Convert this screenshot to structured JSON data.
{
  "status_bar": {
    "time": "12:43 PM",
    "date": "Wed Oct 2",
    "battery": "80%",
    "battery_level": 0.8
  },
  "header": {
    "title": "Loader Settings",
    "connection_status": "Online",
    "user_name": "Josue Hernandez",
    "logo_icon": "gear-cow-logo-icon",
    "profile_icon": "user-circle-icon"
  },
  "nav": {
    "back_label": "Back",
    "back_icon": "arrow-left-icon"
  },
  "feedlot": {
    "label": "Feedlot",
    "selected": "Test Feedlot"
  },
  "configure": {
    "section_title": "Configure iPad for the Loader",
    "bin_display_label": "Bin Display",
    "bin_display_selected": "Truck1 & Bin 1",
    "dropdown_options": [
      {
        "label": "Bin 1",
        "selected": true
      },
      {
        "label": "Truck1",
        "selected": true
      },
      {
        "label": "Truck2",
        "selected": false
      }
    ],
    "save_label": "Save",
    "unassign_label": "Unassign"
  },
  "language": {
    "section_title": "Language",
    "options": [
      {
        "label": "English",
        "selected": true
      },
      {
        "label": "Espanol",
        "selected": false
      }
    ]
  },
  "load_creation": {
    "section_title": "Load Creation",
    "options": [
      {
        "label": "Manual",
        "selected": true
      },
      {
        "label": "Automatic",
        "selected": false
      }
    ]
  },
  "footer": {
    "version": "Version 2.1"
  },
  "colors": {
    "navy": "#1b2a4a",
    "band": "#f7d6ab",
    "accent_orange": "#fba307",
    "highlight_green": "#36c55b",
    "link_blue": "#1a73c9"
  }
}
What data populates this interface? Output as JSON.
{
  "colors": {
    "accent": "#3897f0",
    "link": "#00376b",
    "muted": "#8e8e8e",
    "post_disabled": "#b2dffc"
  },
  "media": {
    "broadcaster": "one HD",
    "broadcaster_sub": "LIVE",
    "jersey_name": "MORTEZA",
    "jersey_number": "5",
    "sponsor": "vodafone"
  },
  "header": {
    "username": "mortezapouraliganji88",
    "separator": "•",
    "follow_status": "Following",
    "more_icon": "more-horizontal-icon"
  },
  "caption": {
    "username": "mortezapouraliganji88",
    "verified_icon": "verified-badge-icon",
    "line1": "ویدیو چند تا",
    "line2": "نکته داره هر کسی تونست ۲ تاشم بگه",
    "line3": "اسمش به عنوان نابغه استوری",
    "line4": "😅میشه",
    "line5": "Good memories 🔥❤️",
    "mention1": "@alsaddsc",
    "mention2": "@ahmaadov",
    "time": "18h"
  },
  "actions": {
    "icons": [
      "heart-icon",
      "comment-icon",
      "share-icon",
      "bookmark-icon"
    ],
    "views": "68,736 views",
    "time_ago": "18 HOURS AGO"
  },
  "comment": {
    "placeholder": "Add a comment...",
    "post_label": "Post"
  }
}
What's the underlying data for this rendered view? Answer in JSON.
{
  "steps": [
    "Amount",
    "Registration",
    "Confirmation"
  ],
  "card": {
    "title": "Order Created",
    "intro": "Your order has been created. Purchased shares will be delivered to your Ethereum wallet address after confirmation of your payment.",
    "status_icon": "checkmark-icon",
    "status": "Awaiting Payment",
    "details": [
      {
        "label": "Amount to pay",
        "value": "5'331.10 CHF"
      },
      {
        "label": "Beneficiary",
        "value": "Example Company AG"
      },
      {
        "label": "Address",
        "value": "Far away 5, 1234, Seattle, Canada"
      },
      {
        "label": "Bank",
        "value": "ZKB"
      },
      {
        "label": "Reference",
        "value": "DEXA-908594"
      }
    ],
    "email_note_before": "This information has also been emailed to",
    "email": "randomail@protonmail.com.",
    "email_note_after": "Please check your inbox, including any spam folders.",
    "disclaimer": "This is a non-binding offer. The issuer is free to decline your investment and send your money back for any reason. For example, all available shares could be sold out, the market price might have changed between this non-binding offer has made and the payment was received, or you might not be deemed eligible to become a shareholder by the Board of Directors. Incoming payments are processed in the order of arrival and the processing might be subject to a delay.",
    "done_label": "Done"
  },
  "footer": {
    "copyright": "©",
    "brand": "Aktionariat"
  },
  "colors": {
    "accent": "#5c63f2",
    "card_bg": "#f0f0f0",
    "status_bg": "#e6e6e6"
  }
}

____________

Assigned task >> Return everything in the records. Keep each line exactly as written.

Reply >>
Convert this screenshot to structured JSON data.
{
  "status_bar": {
    "time": "12:43 PM",
    "date": "Wed Oct 2",
    "battery": "80%",
    "battery_level": 0.8
  },
  "header": {
    "title": "Loader Settings",
    "connection_status": "Online",
    "user_name": "Josue Hernandez",
    "logo_icon": "gear-cow-logo-icon",
    "profile_icon": "user-circle-icon"
  },
  "nav": {
    "back_label": "Back",
    "back_icon": "arrow-left-icon"
  },
  "feedlot": {
    "label": "Feedlot",
    "selected": "Test Feedlot"
  },
  "configure": {
    "section_title": "Configure iPad for the Loader",
    "bin_display_label": "Bin Display",
    "bin_display_selected": "Truck1 & Bin 1",
    "dropdown_options": [
      {
        "label": "Bin 1",
        "selected": true
      },
      {
        "label": "Truck1",
        "selected": true
      },
      {
        "label": "Truck2",
        "selected": false
      }
    ],
    "save_label": "Save",
    "unassign_label": "Unassign"
  },
  "language": {
    "section_title": "Language",
    "options": [
      {
        "label": "English",
        "selected": true
      },
      {
        "label": "Espanol",
        "selected": false
      }
    ]
  },
  "load_creation": {
    "section_title": "Load Creation",
    "options": [
      {
        "label": "Manual",
        "selected": true
      },
      {
        "label": "Automatic",
        "selected": false
      }
    ]
  },
  "footer": {
    "version": "Version 2.1"
  },
  "colors": {
    "navy": "#1b2a4a",
    "band": "#f7d6ab",
    "accent_orange": "#fba307",
    "highlight_green": "#36c55b",
    "link_blue": "#1a73c9"
  }
}
What data populates this interface? Output as JSON.
{
  "colors": {
    "accent": "#3897f0",
    "link": "#00376b",
    "muted": "#8e8e8e",
    "post_disabled": "#b2dffc"
  },
  "media": {
    "broadcaster": "one HD",
    "broadcaster_sub": "LIVE",
    "jersey_name": "MORTEZA",
    "jersey_number": "5",
    "sponsor": "vodafone"
  },
  "header": {
    "username": "mortezapouraliganji88",
    "separator": "•",
    "follow_status": "Following",
    "more_icon": "more-horizontal-icon"
  },
  "caption": {
    "username": "mortezapouraliganji88",
    "verified_icon": "verified-badge-icon",
    "line1": "ویدیو چند تا",
    "line2": "نکته داره هر کسی تونست ۲ تاشم بگه",
    "line3": "اسمش به عنوان نابغه استوری",
    "line4": "😅میشه",
    "line5": "Good memories 🔥❤️",
    "mention1": "@alsaddsc",
    "mention2": "@ahmaadov",
    "time": "18h"
  },
  "actions": {
    "icons": [
      "heart-icon",
      "comment-icon",
      "share-icon",
      "bookmark-icon"
    ],
    "views": "68,736 views",
    "time_ago": "18 HOURS AGO"
  },
  "comment": {
    "placeholder": "Add a comment...",
    "post_label": "Post"
  }
}
What's the underlying data for this rendered view? Answer in JSON.
{
  "steps": [
    "Amount",
    "Registration",
    "Confirmation"
  ],
  "card": {
    "title": "Order Created",
    "intro": "Your order has been created. Purchased shares will be delivered to your Ethereum wallet address after confirmation of your payment.",
    "status_icon": "checkmark-icon",
    "status": "Awaiting Payment",
    "details": [
      {
        "label": "Amount to pay",
        "value": "5'331.10 CHF"
      },
      {
        "label": "Beneficiary",
        "value": "Example Company AG"
      },
      {
        "label": "Address",
        "value": "Far away 5, 1234, Seattle, Canada"
      },
      {
        "label": "Bank",
        "value": "ZKB"
      },
      {
        "label": "Reference",
        "value": "DEXA-908594"
      }
    ],
    "email_note_before": "This information has also been emailed to",
    "email": "randomail@protonmail.com.",
    "email_note_after": "Please check your inbox, including any spam folders.",
    "disclaimer": "This is a non-binding offer. The issuer is free to decline your investment and send your money back for any reason. For example, all available shares could be sold out, the market price might have changed between this non-binding offer has made and the payment was received, or you might not be deemed eligible to become a shareholder by the Board of Directors. Incoming payments are processed in the order of arrival and the processing might be subject to a delay.",
    "done_label": "Done"
  },
  "footer": {
    "copyright": "©",
    "brand": "Aktionariat"
  },
  "colors": {
    "accent": "#5c63f2",
    "card_bg": "#f0f0f0",
    "status_bg": "#e6e6e6"
  }
}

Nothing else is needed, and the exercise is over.